The split-level across the street, meanwhile, has been empty since the two elderly sisters who own it, Concetta and Julia Rossi, moved in with relatives in Pennsylvania about six years ago. Reached by telephone, Concetta Rossi said that the sisters intended to return and live out their lives in the house but that poor health and deaths in the family have prevented them from doing so.
A few weeks ago, a county official called and shocked her with the description of the ruined property, said Rossi, 77.
"I just shouldn't have let it go like that," she said.
Whether any of those properties would have made the final cut for Monroe's roll of shame will never be known. But several elected officials and activists said he certainly would have given ample consideration to Columbia Heights Apartments on South Greenbrier Street.
"It's a deplorable complex," said Timothy Lynch, executive director of the Columbia Pike Revitalization Organization who toured the site with Monroe last year.
But Lynch also said there is hope for the property, which would tie in with efforts to revive Columbia Pike. Leesburg-based Silverwood Associates Inc. has signed a contract to purchase and renovate the 152-unit complex, Lynch said.
The county Planning Commission unanimously approved the developer's site plan and request for rezoning on Jan. 27.
"Deplorable" was also the word Mark Silverwood, president of the firm, used to describe the complex.
"I mean, we look at a lot of real estate, and this is the worst I've seen," he said. His firm, which is expected to close on the $10.8 million deal on March 10, intends to gut the 55-year-old buildings, modernize the apartments and build some condominiums.
Property records list the owner as Columbia Heights Associates, an entity controlled by Jess Fisher, 89, of the District. Reached by telephone Tuesday, his wife, Mildred, said her husband was not feeling well enough to come to the telephone.
In July, when Monroe, Lynch and others toured the apartments, residents complained of vermin, boarded-up windows and flooded laundry rooms, Lynch said.
"We walked through some of these places, and Charles was visibly shaken by the time he came out," Lynch said.
Meanwhile, the county's code enforcement staff is developing criteria and possible candidates for a list of the worst 50 properties by July 1, county spokesman Matt Martin said.
"I assume among those [criteria] will be the degree of violation and the number of previous violations," he said. "Those just seem to be logical things."

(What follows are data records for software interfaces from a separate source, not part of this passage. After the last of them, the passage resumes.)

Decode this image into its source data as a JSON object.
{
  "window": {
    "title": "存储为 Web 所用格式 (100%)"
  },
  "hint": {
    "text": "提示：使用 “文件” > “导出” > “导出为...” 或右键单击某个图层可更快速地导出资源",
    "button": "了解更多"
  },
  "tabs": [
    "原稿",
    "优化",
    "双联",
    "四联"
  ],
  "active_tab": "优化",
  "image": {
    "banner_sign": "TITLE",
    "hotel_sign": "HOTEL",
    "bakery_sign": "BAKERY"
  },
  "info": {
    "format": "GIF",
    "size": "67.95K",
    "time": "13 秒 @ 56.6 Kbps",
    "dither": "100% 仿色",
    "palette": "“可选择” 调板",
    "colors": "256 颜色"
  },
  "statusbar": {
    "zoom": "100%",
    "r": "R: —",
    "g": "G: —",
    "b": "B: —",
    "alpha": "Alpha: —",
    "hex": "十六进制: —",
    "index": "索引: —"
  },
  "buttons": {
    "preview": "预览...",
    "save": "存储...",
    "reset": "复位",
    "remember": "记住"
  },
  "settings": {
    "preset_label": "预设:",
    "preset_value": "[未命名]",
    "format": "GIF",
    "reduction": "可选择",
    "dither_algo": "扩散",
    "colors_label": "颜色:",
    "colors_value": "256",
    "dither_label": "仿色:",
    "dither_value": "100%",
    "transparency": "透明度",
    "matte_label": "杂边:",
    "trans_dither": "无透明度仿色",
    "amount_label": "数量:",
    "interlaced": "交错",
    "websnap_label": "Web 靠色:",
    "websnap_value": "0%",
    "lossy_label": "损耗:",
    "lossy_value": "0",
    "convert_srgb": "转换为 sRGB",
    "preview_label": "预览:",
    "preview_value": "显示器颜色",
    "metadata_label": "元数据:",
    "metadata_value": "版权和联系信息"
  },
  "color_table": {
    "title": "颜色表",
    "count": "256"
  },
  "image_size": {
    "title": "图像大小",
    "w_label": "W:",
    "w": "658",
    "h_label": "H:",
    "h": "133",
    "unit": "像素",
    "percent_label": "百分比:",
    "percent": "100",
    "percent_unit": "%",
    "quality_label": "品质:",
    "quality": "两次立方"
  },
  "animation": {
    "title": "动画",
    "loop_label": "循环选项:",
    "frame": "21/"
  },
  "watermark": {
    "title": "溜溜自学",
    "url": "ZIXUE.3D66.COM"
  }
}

A Leesburg development firm has signed a contract to purchase and renovate the run-down Columbia Heights Apartments on South Greenbrier Street.